YOUR TASK:
In the records, find every line with the word "Academia" and copy it out.

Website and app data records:
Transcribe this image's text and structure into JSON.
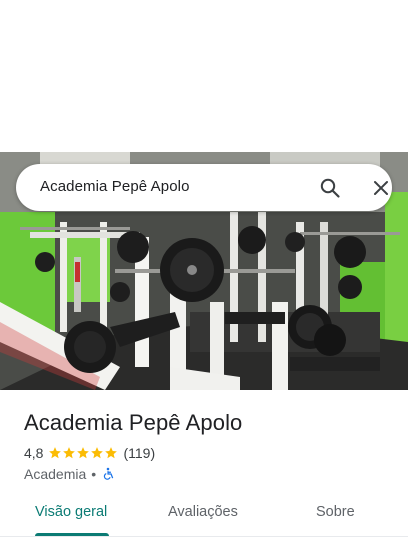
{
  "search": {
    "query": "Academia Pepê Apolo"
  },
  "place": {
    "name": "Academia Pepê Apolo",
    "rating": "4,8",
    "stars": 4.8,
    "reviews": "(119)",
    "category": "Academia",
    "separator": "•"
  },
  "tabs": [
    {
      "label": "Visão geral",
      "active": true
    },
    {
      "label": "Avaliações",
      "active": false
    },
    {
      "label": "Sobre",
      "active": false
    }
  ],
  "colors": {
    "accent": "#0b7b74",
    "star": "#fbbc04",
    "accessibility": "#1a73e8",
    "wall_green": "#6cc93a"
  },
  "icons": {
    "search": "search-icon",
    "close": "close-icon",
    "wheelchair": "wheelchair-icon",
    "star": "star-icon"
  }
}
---
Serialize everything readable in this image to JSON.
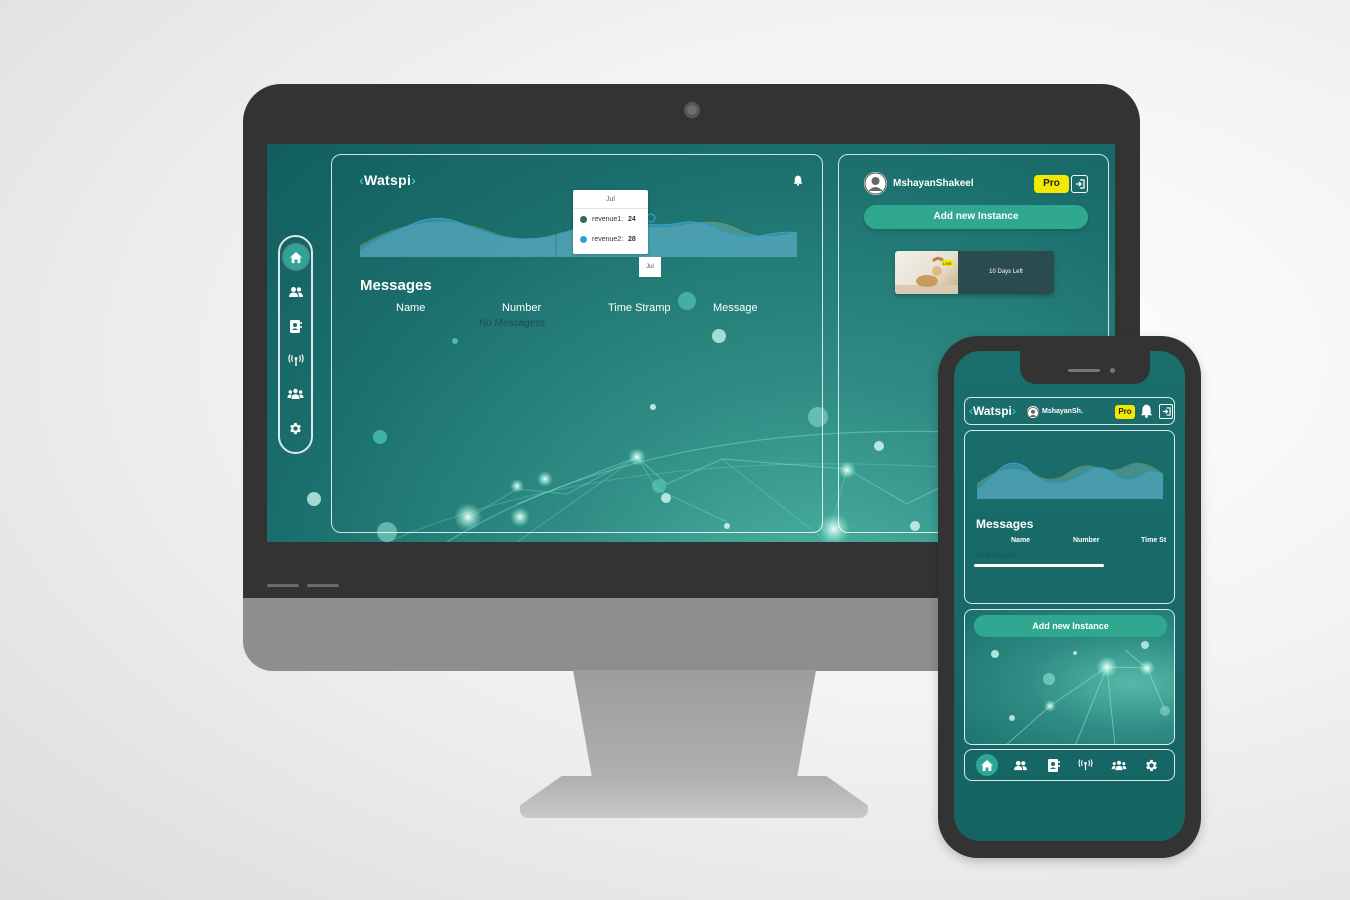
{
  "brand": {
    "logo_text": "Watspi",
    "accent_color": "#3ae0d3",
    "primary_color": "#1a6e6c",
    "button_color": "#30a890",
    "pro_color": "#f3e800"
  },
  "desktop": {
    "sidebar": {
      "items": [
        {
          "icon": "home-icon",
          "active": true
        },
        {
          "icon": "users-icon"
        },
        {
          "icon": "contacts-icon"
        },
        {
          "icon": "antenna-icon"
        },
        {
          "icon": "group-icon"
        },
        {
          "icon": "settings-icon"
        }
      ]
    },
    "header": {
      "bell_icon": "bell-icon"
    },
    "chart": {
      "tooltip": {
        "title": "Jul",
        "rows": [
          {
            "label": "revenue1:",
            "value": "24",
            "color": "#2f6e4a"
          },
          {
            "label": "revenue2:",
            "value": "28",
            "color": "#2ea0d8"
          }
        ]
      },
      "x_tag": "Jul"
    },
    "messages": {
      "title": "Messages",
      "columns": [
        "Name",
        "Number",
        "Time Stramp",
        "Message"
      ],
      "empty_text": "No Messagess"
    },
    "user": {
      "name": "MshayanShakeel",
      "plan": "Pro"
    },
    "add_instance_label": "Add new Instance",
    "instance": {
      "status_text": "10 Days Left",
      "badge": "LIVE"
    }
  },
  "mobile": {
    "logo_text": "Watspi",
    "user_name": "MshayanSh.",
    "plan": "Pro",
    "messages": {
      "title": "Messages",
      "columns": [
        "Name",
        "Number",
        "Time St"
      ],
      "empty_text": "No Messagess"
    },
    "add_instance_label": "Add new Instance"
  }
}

EXERCISE ANSWER:
    "query": "Academia Pepê Apolo"
    "name": "Academia Pepê Apolo",
    "category": "Academia",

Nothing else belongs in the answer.